Ease Federal Control of the Nation's Lands
Interior secretary nominee Ryan Zinke served his country honorably as a Navy SEAL, but in affirming that he would refuse to loosen the federal government’s chokehold on America’s land, he did the U.S. a great disservice.
Reasonable people can disagree about how much territory the government should own. As an avid outdoorsman, I’m sympathetic to the conservation ideal. Zinke should know, however, that federal land ownership is often at war with that ideal. There is no reasonable excuse for the federal bureaucracy to control a whopping half of the American West, nearly 30 percent of the nation, and over 60 percent of the territory of some states. Most of this federal land is perfectly ordinary — prairie, desert, scrubland, and so forth — not wilderness areas or national parks.
The most important argument against this situation is that it is nakedly unconstitutional. I’m a constitutional scholar whose primary field of study is the Constitution’s original meaning. Several years ago, I undertook a detailed investigation of the purported constitutional grounds for federal land ownership. I found that while the Constitution authorizes more federal ownership than some conservatives claim, it certainly does not authorize rule over nearly 30 percent of the country.
Most of the American Founders would have viewed the current situation with alarm. When politicians and bureaucrats govern vast swaths of a state’s territory, they have a stranglehold on much of that state’s economy. In those circumstances, it is largely impossible for the state to exercise what Chief Justice John Roberts once described as an “independent” role within the federal system. The constitutional balance cannot work well in such circumstances.
I also learned while Supreme Court majorities have occasionally sustained unlimited federal ownership, they have never done so in a case that met the constitutional evidence head on.

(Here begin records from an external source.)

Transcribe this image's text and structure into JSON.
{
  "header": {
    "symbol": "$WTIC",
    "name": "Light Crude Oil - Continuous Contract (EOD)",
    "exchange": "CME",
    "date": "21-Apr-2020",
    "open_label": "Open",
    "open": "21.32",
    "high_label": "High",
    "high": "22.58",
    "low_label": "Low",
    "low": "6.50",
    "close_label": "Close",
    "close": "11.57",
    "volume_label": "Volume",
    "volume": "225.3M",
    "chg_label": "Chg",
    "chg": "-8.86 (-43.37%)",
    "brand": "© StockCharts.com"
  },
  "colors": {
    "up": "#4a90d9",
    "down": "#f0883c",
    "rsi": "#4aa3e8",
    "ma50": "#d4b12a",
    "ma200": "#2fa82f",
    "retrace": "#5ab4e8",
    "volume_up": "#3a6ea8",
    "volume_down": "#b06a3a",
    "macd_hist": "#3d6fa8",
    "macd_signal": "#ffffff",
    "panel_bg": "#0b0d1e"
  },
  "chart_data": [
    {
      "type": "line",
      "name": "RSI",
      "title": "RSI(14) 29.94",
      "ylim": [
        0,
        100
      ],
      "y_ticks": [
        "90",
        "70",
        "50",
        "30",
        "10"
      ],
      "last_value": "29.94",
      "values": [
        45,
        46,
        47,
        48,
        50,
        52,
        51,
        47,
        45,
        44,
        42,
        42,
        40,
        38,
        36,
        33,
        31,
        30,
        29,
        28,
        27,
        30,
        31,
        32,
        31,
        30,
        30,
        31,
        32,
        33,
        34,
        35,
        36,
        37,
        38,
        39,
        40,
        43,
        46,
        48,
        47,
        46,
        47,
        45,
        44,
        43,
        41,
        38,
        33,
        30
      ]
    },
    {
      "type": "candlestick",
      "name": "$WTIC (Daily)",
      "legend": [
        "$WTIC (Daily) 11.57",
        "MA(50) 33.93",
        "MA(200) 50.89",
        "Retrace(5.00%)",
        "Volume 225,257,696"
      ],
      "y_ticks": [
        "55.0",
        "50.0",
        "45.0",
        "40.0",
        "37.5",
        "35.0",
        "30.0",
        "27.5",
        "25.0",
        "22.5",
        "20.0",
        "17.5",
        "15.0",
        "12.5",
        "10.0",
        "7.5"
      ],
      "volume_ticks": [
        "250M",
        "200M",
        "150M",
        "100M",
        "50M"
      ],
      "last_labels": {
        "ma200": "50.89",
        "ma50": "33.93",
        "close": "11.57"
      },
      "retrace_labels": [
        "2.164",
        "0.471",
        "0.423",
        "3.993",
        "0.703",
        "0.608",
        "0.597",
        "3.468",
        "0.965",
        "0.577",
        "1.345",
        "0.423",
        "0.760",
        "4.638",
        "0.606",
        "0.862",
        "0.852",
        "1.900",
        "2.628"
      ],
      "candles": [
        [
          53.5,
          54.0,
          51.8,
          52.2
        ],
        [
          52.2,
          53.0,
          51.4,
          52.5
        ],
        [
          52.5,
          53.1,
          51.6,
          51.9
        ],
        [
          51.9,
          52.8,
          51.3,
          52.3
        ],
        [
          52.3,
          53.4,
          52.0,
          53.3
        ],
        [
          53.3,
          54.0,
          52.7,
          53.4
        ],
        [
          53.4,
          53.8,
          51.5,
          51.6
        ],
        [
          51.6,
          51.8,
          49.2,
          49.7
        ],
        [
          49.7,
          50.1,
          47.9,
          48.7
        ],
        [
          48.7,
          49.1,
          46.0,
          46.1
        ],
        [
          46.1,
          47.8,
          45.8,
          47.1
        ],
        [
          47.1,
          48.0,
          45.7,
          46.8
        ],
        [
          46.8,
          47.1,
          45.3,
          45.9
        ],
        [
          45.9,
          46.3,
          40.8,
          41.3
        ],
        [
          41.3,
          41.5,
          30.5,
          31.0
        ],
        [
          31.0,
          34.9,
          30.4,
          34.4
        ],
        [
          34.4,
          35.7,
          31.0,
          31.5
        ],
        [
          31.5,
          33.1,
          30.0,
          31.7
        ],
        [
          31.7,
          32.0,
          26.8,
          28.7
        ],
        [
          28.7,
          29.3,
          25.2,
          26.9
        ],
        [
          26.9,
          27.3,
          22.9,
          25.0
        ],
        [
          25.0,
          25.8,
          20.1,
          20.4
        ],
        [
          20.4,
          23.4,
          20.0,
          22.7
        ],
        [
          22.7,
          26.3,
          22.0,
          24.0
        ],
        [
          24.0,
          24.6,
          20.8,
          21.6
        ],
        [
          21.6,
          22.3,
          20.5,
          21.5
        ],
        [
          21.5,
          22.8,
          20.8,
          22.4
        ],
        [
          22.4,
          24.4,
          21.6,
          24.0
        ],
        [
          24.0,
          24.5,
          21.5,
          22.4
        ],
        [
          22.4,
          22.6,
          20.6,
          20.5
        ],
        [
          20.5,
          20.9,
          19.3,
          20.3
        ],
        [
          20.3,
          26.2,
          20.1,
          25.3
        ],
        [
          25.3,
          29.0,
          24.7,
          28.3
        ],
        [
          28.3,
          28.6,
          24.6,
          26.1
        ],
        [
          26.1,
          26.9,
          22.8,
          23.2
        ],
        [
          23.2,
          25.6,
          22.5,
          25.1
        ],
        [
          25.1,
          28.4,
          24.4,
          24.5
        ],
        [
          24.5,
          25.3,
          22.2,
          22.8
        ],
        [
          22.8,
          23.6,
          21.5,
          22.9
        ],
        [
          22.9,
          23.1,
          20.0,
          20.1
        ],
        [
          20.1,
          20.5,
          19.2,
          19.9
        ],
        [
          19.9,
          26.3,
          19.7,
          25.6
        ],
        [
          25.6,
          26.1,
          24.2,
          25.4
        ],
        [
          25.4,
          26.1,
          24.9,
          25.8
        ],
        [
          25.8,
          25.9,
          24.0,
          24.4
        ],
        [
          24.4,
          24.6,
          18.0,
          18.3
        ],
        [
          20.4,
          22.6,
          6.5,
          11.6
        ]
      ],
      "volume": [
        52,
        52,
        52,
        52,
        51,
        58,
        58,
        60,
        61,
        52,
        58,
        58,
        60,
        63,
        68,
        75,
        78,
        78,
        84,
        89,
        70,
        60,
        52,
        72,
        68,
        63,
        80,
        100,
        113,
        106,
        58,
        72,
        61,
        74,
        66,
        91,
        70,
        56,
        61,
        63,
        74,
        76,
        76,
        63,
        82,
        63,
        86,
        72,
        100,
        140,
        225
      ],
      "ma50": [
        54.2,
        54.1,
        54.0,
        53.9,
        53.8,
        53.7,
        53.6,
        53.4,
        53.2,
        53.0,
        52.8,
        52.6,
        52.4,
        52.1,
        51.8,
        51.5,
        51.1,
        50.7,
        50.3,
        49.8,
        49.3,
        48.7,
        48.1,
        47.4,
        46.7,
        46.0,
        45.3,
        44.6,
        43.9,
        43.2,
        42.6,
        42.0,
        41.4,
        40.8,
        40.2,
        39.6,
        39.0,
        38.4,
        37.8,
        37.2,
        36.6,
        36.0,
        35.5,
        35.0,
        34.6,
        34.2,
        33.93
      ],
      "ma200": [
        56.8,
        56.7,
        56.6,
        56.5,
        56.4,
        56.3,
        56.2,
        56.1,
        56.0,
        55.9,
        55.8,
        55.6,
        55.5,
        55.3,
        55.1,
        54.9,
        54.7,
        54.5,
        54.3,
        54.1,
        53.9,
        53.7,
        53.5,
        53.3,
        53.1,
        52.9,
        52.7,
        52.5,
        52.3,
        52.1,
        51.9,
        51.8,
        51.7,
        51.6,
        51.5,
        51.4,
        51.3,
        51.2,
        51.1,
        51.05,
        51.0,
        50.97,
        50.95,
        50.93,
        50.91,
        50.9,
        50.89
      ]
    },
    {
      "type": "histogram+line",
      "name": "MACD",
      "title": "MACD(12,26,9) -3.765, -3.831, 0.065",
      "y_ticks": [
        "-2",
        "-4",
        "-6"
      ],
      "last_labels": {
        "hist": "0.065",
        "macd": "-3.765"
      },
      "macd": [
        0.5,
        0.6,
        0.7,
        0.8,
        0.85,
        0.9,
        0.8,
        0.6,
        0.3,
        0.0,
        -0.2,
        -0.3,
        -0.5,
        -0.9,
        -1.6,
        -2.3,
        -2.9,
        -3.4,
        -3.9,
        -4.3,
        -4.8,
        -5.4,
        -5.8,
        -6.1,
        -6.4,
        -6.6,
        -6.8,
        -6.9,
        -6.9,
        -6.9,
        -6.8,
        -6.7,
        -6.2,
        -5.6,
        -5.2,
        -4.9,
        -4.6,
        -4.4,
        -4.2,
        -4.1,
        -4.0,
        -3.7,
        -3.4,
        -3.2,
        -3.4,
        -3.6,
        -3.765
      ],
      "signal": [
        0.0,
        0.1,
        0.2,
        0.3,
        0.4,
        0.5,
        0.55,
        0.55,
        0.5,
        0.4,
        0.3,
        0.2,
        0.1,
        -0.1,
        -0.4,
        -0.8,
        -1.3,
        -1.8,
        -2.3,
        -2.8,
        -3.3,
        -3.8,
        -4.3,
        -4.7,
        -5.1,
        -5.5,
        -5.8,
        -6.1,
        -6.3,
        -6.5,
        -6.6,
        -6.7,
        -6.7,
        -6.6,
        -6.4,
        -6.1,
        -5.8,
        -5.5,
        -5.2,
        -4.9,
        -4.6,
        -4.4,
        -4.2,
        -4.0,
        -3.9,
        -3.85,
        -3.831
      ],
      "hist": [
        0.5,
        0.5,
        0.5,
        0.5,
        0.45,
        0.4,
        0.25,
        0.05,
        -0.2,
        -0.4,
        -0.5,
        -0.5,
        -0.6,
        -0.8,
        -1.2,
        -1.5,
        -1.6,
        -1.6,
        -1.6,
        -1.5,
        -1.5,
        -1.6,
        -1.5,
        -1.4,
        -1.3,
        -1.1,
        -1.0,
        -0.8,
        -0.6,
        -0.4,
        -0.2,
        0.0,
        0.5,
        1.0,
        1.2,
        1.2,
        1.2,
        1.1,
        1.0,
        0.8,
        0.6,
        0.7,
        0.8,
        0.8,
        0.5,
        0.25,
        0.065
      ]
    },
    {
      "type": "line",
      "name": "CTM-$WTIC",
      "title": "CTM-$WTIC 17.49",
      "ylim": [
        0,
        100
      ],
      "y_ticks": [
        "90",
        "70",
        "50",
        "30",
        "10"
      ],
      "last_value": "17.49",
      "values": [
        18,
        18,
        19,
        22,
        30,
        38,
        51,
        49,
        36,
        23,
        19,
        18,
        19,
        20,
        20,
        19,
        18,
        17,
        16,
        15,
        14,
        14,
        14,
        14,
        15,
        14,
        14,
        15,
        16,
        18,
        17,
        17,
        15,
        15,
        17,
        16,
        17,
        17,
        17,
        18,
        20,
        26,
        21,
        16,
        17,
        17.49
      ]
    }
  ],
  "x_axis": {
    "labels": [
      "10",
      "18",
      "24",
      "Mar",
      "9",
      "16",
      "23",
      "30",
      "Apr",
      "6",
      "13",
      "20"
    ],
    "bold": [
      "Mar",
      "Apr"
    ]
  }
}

Further investigation revealed the current situation probably violates several laws by which states were first admitted into the Union. This is particularly true of the statutes pertaining to Nevada, where the federal government clings to an incredible 85 percent of the state’s territory.
Excessive federal ownership is not only illegal; it is also bad policy. Federal land management is subject to the constant buffeting of special-interest politics, and the effects on management can be dreadful. As Zinke conceded in his congressional testimony, the national parks are suffering from years of neglect. Throughout the West — including Zinke’s own state of Montana — you can witness the heartbreaking sight of tens of thousands of acres of once-beautiful national forest, now burnt, beetle-infested, and rotting away. The evidence on this point is more than impressionistic: Studies have documented the failures of federal management compared with private and even state management.
When Washington, D.C.-based lobbying groups are dunning gullible Easterners for contributions, they sometimes imply that easing federal control would threaten the national parks. This is nonsense. The real threat to our national parks is the system as it already stands.
One way to protect the parks is to take a lesson from our British cousins and place them into permanent conservation trusts. Those trusts would be charged with preserving the parks for all time, and could be largely insulated from politics, federal bureaucrats, and meddling from special-interest groups.
However, it’s worth remembering that the overwhelming bulk of federal holdings are not parks. They are perfectly mundane, often boring real estate, which the federal government retains so it can lord their power over the rest of us. A national discussion on how to remedy this situation is inevitable. As interior secretary, Zinke should not try to suppress that discussion; he should facilitate it.
Rob Natelson (email@example.com) is a retired constitutional law professor, constitutional historian, and fervent outdoorsman who divides his time between Colorado and Montana. He currently serves as a senior fellow in constitutional jurisprudence at The Heartland Institute.